What the task requires: Copy each entry below exactly as it appears.
# # # # # # #
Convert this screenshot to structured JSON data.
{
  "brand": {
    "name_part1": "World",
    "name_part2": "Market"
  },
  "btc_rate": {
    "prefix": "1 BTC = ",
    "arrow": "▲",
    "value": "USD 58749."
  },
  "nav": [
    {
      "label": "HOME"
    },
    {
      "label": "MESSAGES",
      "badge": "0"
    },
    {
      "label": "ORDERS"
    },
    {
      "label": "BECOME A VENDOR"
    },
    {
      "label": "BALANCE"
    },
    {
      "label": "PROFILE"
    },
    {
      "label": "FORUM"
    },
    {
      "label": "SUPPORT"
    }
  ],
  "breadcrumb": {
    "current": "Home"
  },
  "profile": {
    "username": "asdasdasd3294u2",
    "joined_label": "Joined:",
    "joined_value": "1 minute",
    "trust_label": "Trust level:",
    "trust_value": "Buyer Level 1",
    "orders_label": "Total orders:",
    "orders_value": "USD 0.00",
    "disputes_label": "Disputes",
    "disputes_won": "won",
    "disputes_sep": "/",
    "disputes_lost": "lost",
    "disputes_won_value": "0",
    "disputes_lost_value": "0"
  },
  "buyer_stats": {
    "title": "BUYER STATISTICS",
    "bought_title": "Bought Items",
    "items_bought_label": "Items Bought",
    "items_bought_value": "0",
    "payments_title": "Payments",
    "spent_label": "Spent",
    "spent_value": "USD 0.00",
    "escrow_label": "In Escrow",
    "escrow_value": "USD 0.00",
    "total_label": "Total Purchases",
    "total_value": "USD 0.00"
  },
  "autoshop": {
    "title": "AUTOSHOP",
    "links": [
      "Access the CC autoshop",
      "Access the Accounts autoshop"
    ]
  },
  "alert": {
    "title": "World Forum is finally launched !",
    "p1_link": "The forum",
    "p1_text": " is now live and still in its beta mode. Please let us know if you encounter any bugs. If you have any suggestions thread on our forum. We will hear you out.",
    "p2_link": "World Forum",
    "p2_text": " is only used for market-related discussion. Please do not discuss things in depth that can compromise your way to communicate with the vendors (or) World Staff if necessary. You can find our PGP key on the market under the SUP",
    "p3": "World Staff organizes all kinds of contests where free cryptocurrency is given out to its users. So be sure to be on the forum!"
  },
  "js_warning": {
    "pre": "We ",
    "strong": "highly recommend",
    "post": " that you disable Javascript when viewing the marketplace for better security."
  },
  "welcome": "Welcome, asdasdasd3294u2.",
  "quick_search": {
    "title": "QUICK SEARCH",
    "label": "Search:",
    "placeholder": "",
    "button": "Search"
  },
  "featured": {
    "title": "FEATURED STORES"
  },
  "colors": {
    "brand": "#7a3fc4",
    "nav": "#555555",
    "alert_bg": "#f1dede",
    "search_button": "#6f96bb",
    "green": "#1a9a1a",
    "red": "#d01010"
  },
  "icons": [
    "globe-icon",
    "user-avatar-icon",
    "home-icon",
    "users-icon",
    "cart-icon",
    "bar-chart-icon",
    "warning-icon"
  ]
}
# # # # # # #
Answer to the exercise:
Convert this screenshot to structured JSON data.
{
  "brand": {
    "name_part1": "World",
    "name_part2": "Market"
  },
  "btc_rate": {
    "prefix": "1 BTC = ",
    "arrow": "▲",
    "value": "USD 58749."
  },
  "nav": [
    {
      "label": "HOME"
    },
    {
      "label": "MESSAGES",
      "badge": "0"
    },
    {
      "label": "ORDERS"
    },
    {
      "label": "BECOME A VENDOR"
    },
    {
      "label": "BALANCE"
    },
    {
      "label": "PROFILE"
    },
    {
      "label": "FORUM"
    },
    {
      "label": "SUPPORT"
    }
  ],
  "breadcrumb": {
    "current": "Home"
  },
  "profile": {
    "username": "asdasdasd3294u2",
    "joined_label": "Joined:",
    "joined_value": "1 minute",
    "trust_label": "Trust level:",
    "trust_value": "Buyer Level 1",
    "orders_label": "Total orders:",
    "orders_value": "USD 0.00",
    "disputes_label": "Disputes",
    "disputes_won": "won",
    "disputes_sep": "/",
    "disputes_lost": "lost",
    "disputes_won_value": "0",
    "disputes_lost_value": "0"
  },
  "buyer_stats": {
    "title": "BUYER STATISTICS",
    "bought_title": "Bought Items",
    "items_bought_label": "Items Bought",
    "items_bought_value": "0",
    "payments_title": "Payments",
    "spent_label": "Spent",
    "spent_value": "USD 0.00",
    "escrow_label": "In Escrow",
    "escrow_value": "USD 0.00",
    "total_label": "Total Purchases",
    "total_value": "USD 0.00"
  },
  "autoshop": {
    "title": "AUTOSHOP",
    "links": [
      "Access the CC autoshop",
      "Access the Accounts autoshop"
    ]
  },
  "alert": {
    "title": "World Forum is finally launched !",
    "p1_link": "The forum",
    "p1_text": " is now live and still in its beta mode. Please let us know if you encounter any bugs. If you have any suggestions thread on our forum. We will hear you out.",
    "p2_link": "World Forum",
    "p2_text": " is only used for market-related discussion. Please do not discuss things in depth that can compromise your way to communicate with the vendors (or) World Staff if necessary. You can find our PGP key on the market under the SUP",
    "p3": "World Staff organizes all kinds of contests where free cryptocurrency is given out to its users. So be sure to be on the forum!"
  },
  "js_warning": {
    "pre": "We ",
    "strong": "highly recommend",
    "post": " that you disable Javascript when viewing the marketplace for better security."
  },
  "welcome": "Welcome, asdasdasd3294u2.",
  "quick_search": {
    "title": "QUICK SEARCH",
    "label": "Search:",
    "placeholder": "",
    "button": "Search"
  },
  "featured": {
    "title": "FEATURED STORES"
  },
  "colors": {
    "brand": "#7a3fc4",
    "nav": "#555555",
    "alert_bg": "#f1dede",
    "search_button": "#6f96bb",
    "green": "#1a9a1a",
    "red": "#d01010"
  },
  "icons": [
    "globe-icon",
    "user-avatar-icon",
    "home-icon",
    "users-icon",
    "cart-icon",
    "bar-chart-icon",
    "warning-icon"
  ]
}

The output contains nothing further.